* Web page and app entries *
=======

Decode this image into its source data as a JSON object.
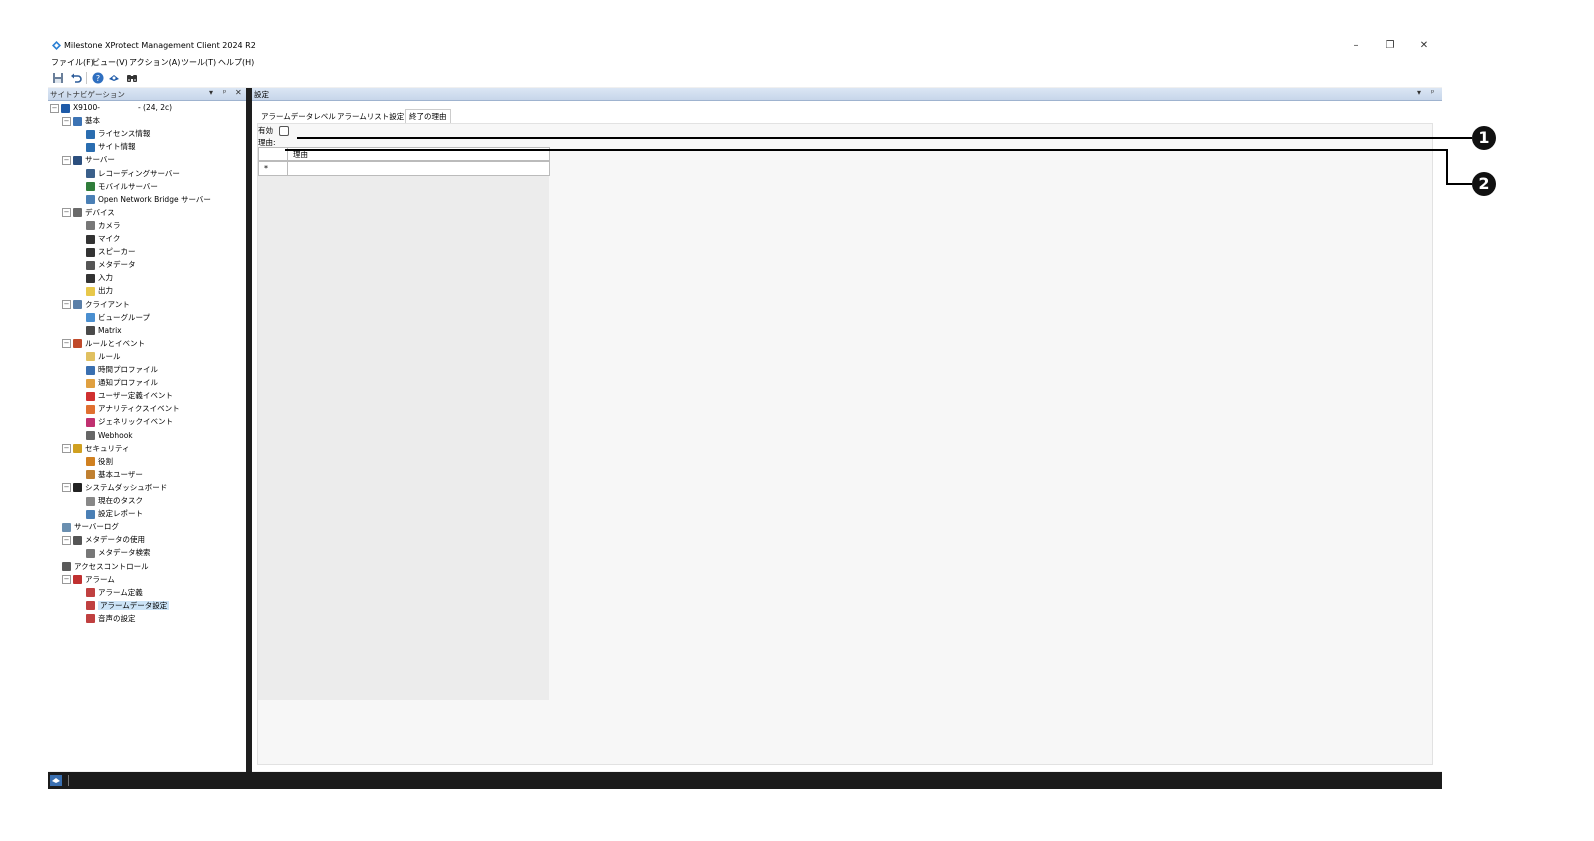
{
  "window": {
    "title": "Milestone XProtect Management Client 2024 R2",
    "controls": {
      "minimize": "–",
      "restore": "❐",
      "close": "✕"
    }
  },
  "menu": [
    "ファイル(F)",
    "ビュー(V)",
    "アクション(A)",
    "ツール(T)",
    "ヘルプ(H)"
  ],
  "toolbar": {
    "icons": [
      "save-icon",
      "undo-icon",
      "help-icon",
      "connect-icon",
      "find-icon"
    ]
  },
  "site_nav": {
    "header": "サイトナビゲーション",
    "controls": {
      "dropdown": "▾",
      "pin": "ᵖ",
      "close": "✕"
    },
    "server_suffix": "- (24, 2c)",
    "tree": [
      {
        "label": "X9100-",
        "level": 0,
        "exp": "⊟",
        "color": "#1e5aa8"
      },
      {
        "label": "基本",
        "level": 1,
        "exp": "⊟",
        "color": "#3c73b4"
      },
      {
        "label": "ライセンス情報",
        "level": 2,
        "color": "#2a6db0"
      },
      {
        "label": "サイト情報",
        "level": 2,
        "color": "#2a6db0"
      },
      {
        "label": "サーバー",
        "level": 1,
        "exp": "⊟",
        "color": "#2c4f7e"
      },
      {
        "label": "レコーディングサーバー",
        "level": 2,
        "color": "#3a5f8a"
      },
      {
        "label": "モバイルサーバー",
        "level": 2,
        "color": "#2f7d3a"
      },
      {
        "label": "Open Network Bridge サーバー",
        "level": 2,
        "color": "#4a7fb5"
      },
      {
        "label": "デバイス",
        "level": 1,
        "exp": "⊟",
        "color": "#6a6a6a"
      },
      {
        "label": "カメラ",
        "level": 2,
        "color": "#777777"
      },
      {
        "label": "マイク",
        "level": 2,
        "color": "#333333"
      },
      {
        "label": "スピーカー",
        "level": 2,
        "color": "#333333"
      },
      {
        "label": "メタデータ",
        "level": 2,
        "color": "#555555"
      },
      {
        "label": "入力",
        "level": 2,
        "color": "#333333"
      },
      {
        "label": "出力",
        "level": 2,
        "color": "#e8c84a"
      },
      {
        "label": "クライアント",
        "level": 1,
        "exp": "⊟",
        "color": "#5a7fa8"
      },
      {
        "label": "ビューグループ",
        "level": 2,
        "color": "#4a8fd0"
      },
      {
        "label": "Matrix",
        "level": 2,
        "color": "#4a4a4a"
      },
      {
        "label": "ルールとイベント",
        "level": 1,
        "exp": "⊟",
        "color": "#c04a2a"
      },
      {
        "label": "ルール",
        "level": 2,
        "color": "#e0c060"
      },
      {
        "label": "時間プロファイル",
        "level": 2,
        "color": "#3a6fb0"
      },
      {
        "label": "通知プロファイル",
        "level": 2,
        "color": "#e0a040"
      },
      {
        "label": "ユーザー定義イベント",
        "level": 2,
        "color": "#d03030"
      },
      {
        "label": "アナリティクスイベント",
        "level": 2,
        "color": "#e07030"
      },
      {
        "label": "ジェネリックイベント",
        "level": 2,
        "color": "#c03070"
      },
      {
        "label": "Webhook",
        "level": 2,
        "color": "#666666"
      },
      {
        "label": "セキュリティ",
        "level": 1,
        "exp": "⊟",
        "color": "#d0a020"
      },
      {
        "label": "役割",
        "level": 2,
        "color": "#d08020"
      },
      {
        "label": "基本ユーザー",
        "level": 2,
        "color": "#c08030"
      },
      {
        "label": "システムダッシュボード",
        "level": 1,
        "exp": "⊟",
        "color": "#222222"
      },
      {
        "label": "現在のタスク",
        "level": 2,
        "color": "#888888"
      },
      {
        "label": "設定レポート",
        "level": 2,
        "color": "#4a7fb5"
      },
      {
        "label": "サーバーログ",
        "level": 1,
        "color": "#6a8fb0"
      },
      {
        "label": "メタデータの使用",
        "level": 1,
        "exp": "⊟",
        "color": "#555555"
      },
      {
        "label": "メタデータ検索",
        "level": 2,
        "color": "#777777"
      },
      {
        "label": "アクセスコントロール",
        "level": 1,
        "color": "#5a5a5a"
      },
      {
        "label": "アラーム",
        "level": 1,
        "exp": "⊟",
        "color": "#c03030"
      },
      {
        "label": "アラーム定義",
        "level": 2,
        "color": "#c04040"
      },
      {
        "label": "アラームデータ設定",
        "level": 2,
        "color": "#c04040",
        "selected": true
      },
      {
        "label": "音声の設定",
        "level": 2,
        "color": "#c04040"
      }
    ]
  },
  "settings": {
    "header": "設定",
    "controls": {
      "dropdown": "▾",
      "pin": "ᵖ"
    },
    "tabs": [
      "アラームデータレベル",
      "アラームリスト設定",
      "終了の理由"
    ],
    "active_tab": 2,
    "enabled_label": "有効",
    "enabled_checked": false,
    "reason_label": "理由:",
    "grid": {
      "column_header": "理由",
      "new_row_marker": "*"
    }
  },
  "callouts": [
    "1",
    "2"
  ]
}
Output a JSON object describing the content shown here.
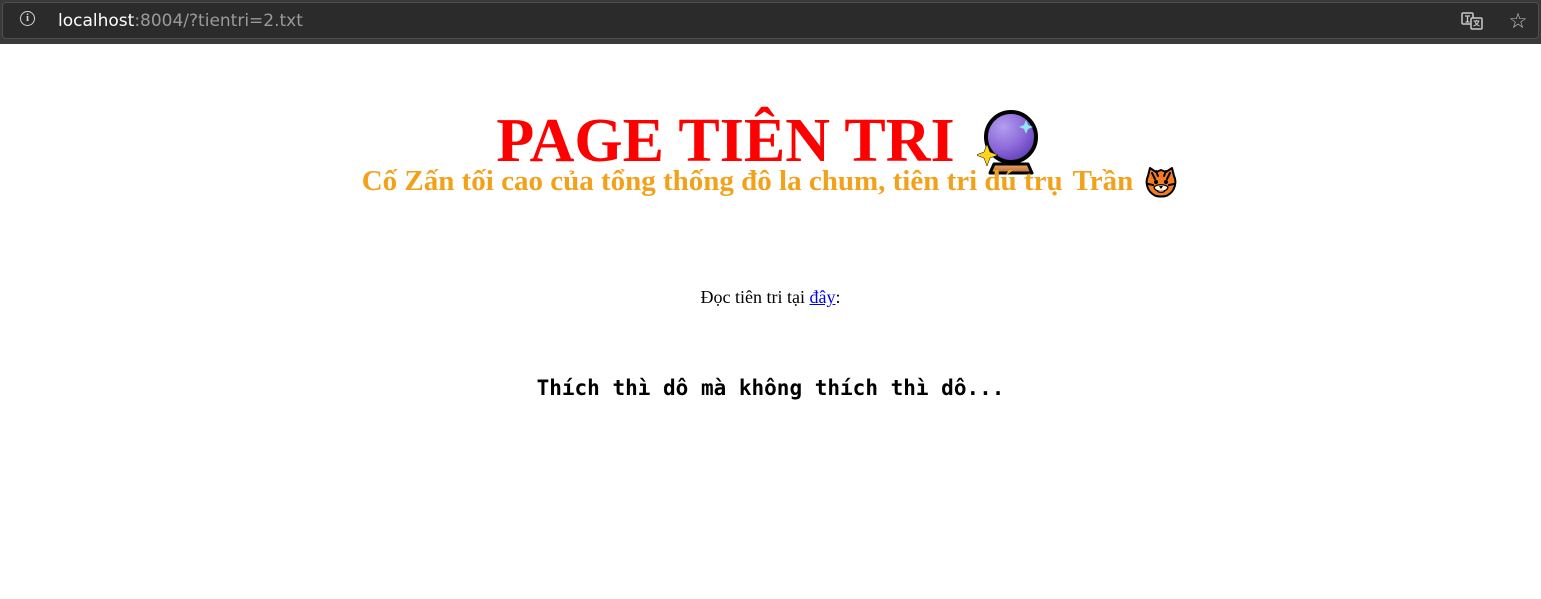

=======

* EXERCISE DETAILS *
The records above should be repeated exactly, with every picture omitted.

* THE COMPLETED TASK *
Decode this image into its source data as a JSON object.
{
  "window": {
    "title": "Milestone XProtect Management Client 2024 R2",
    "controls": {
      "minimize": "–",
      "restore": "❐",
      "close": "✕"
    }
  },
  "menu": [
    "ファイル(F)",
    "ビュー(V)",
    "アクション(A)",
    "ツール(T)",
    "ヘルプ(H)"
  ],
  "toolbar": {
    "icons": [
      "save-icon",
      "undo-icon",
      "help-icon",
      "connect-icon",
      "find-icon"
    ]
  },
  "site_nav": {
    "header": "サイトナビゲーション",
    "controls": {
      "dropdown": "▾",
      "pin": "ᵖ",
      "close": "✕"
    },
    "server_suffix": "- (24, 2c)",
    "tree": [
      {
        "label": "X9100-",
        "level": 0,
        "exp": "⊟",
        "color": "#1e5aa8"
      },
      {
        "label": "基本",
        "level": 1,
        "exp": "⊟",
        "color": "#3c73b4"
      },
      {
        "label": "ライセンス情報",
        "level": 2,
        "color": "#2a6db0"
      },
      {
        "label": "サイト情報",
        "level": 2,
        "color": "#2a6db0"
      },
      {
        "label": "サーバー",
        "level": 1,
        "exp": "⊟",
        "color": "#2c4f7e"
      },
      {
        "label": "レコーディングサーバー",
        "level": 2,
        "color": "#3a5f8a"
      },
      {
        "label": "モバイルサーバー",
        "level": 2,
        "color": "#2f7d3a"
      },
      {
        "label": "Open Network Bridge サーバー",
        "level": 2,
        "color": "#4a7fb5"
      },
      {
        "label": "デバイス",
        "level": 1,
        "exp": "⊟",
        "color": "#6a6a6a"
      },
      {
        "label": "カメラ",
        "level": 2,
        "color": "#777777"
      },
      {
        "label": "マイク",
        "level": 2,
        "color": "#333333"
      },
      {
        "label": "スピーカー",
        "level": 2,
        "color": "#333333"
      },
      {
        "label": "メタデータ",
        "level": 2,
        "color": "#555555"
      },
      {
        "label": "入力",
        "level": 2,
        "color": "#333333"
      },
      {
        "label": "出力",
        "level": 2,
        "color": "#e8c84a"
      },
      {
        "label": "クライアント",
        "level": 1,
        "exp": "⊟",
        "color": "#5a7fa8"
      },
      {
        "label": "ビューグループ",
        "level": 2,
        "color": "#4a8fd0"
      },
      {
        "label": "Matrix",
        "level": 2,
        "color": "#4a4a4a"
      },
      {
        "label": "ルールとイベント",
        "level": 1,
        "exp": "⊟",
        "color": "#c04a2a"
      },
      {
        "label": "ルール",
        "level": 2,
        "color": "#e0c060"
      },
      {
        "label": "時間プロファイル",
        "level": 2,
        "color": "#3a6fb0"
      },
      {
        "label": "通知プロファイル",
        "level": 2,
        "color": "#e0a040"
      },
      {
        "label": "ユーザー定義イベント",
        "level": 2,
        "color": "#d03030"
      },
      {
        "label": "アナリティクスイベント",
        "level": 2,
        "color": "#e07030"
      },
      {
        "label": "ジェネリックイベント",
        "level": 2,
        "color": "#c03070"
      },
      {
        "label": "Webhook",
        "level": 2,
        "color": "#666666"
      },
      {
        "label": "セキュリティ",
        "level": 1,
        "exp": "⊟",
        "color": "#d0a020"
      },
      {
        "label": "役割",
        "level": 2,
        "color": "#d08020"
      },
      {
        "label": "基本ユーザー",
        "level": 2,
        "color": "#c08030"
      },
      {
        "label": "システムダッシュボード",
        "level": 1,
        "exp": "⊟",
        "color": "#222222"
      },
      {
        "label": "現在のタスク",
        "level": 2,
        "color": "#888888"
      },
      {
        "label": "設定レポート",
        "level": 2,
        "color": "#4a7fb5"
      },
      {
        "label": "サーバーログ",
        "level": 1,
        "color": "#6a8fb0"
      },
      {
        "label": "メタデータの使用",
        "level": 1,
        "exp": "⊟",
        "color": "#555555"
      },
      {
        "label": "メタデータ検索",
        "level": 2,
        "color": "#777777"
      },
      {
        "label": "アクセスコントロール",
        "level": 1,
        "color": "#5a5a5a"
      },
      {
        "label": "アラーム",
        "level": 1,
        "exp": "⊟",
        "color": "#c03030"
      },
      {
        "label": "アラーム定義",
        "level": 2,
        "color": "#c04040"
      },
      {
        "label": "アラームデータ設定",
        "level": 2,
        "color": "#c04040",
        "selected": true
      },
      {
        "label": "音声の設定",
        "level": 2,
        "color": "#c04040"
      }
    ]
  },
  "settings": {
    "header": "設定",
    "controls": {
      "dropdown": "▾",
      "pin": "ᵖ"
    },
    "tabs": [
      "アラームデータレベル",
      "アラームリスト設定",
      "終了の理由"
    ],
    "active_tab": 2,
    "enabled_label": "有効",
    "enabled_checked": false,
    "reason_label": "理由:",
    "grid": {
      "column_header": "理由",
      "new_row_marker": "*"
    }
  },
  "callouts": [
    "1",
    "2"
  ]
}
Output a JSON object describing the content shown here.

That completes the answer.